[color=#000000]2. Do most gay men have this fantasy? What do you think it’s about.

Please see the above answers. I further believe that a GID husband suggests his wife cheat on him, participate in threeways (with another man), or peg him (when a wife uses a strap-on to penetrate her husband anally) as a kind of anchor to his heterosexual identity. Let me explain that because it's a bit confusing. I married a woman, knowing full-well that I was gay. In fact, I've known that I was gay since around age 5 or 6. But it took me another 35-40 years to fuly accept it. So I have always been gay sexually and yet I was emotionally straight because I wanted a wife and

Is He/She Gay » A gay ex-husband answers your questions » Wed Jun 6 2:15 am

Sean
Replies: 1099

Go to post

Thanks for posting friends. In reply: 

1. Kathyd wrote: "It's really too bad you're gay Sean."

Too funny! Thanks for that Kathy. How are you doing my friend? 

2. Wondering wrote: Sean do you think gay men love their wives?[color=#000000] 
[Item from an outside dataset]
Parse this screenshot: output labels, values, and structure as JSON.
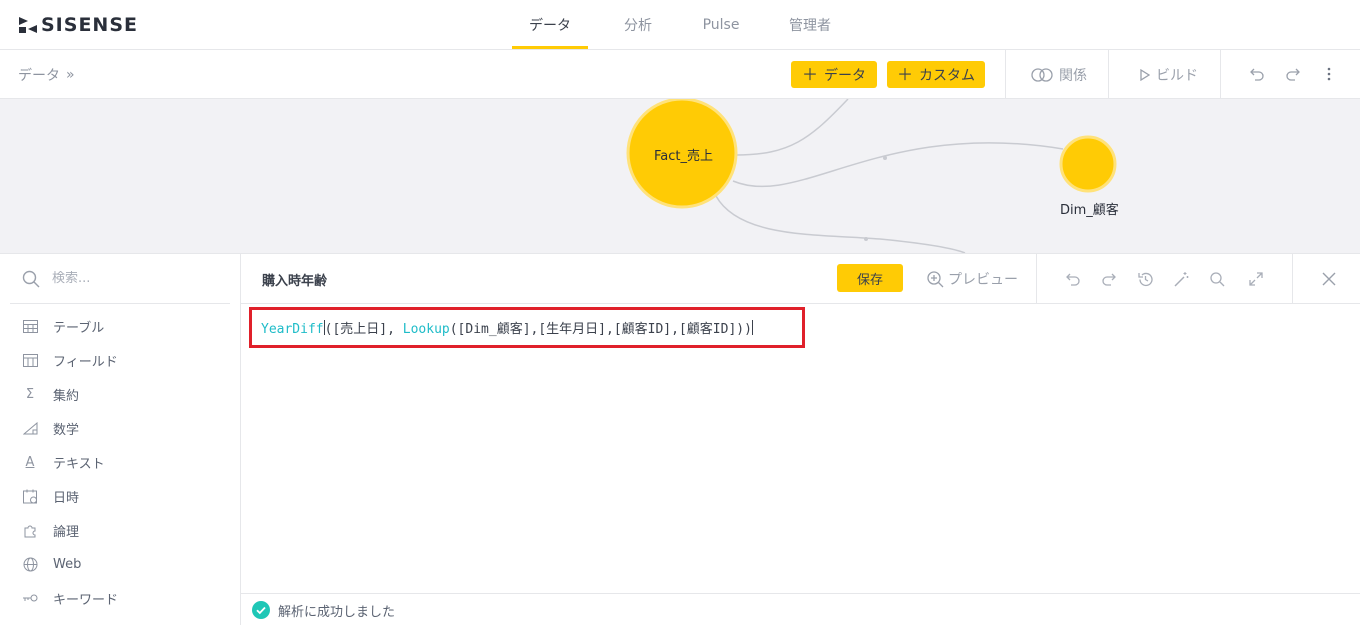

That's a tough one. I can only share my own experience Wondering. I think my first loves were: myself; my closet; my false straight identity; and approval from others. I felt affection for my (then) wife, but I don't reckon it was true love. I think I loved her for the role that she played, namely being my "beard" so people would think I was a straight husband/father. When asking this question, I think it's important to focus on actions, rather than words. I too claimed that I loved my former wife, right until the end and continued to claim I loved her in some of my earlier posts here. That was a lie. Love isn't cheating, lying, manipulation, blame, neglect, and emotional abuse. It has taken me years to understand a simple fact: we can only love others as much as we love ourselves. I was closeted because I hated myself for being gay. I hated myself to a point that I considered suicide. It was impossible for me to love anyone else while in this toxic and self-destructive state of mind. So no I don't think I truly loved my ex-wife. 

3. It’s hard for me to understand when he says he loves me I’m like sure.. I know my love for him was clearly much different but I want to know your views on this. Do gay men have a love connection with their wife?

Again, I can only speak for myself. Looking back, I don't believe I truly loved my wife. I was more in love with her role in allowing me to play a straight husband and father. I think you're right to ask the question: "If you love me, why are you hurting me so much?" The gay-in-denial husband claims "love" but only while his wife is willing to remain docile/quiet and play straight beard while he goes on late-night gay porn binges, sexting, and

Board footera

 

Powered by Boardhost. Create a Free Forum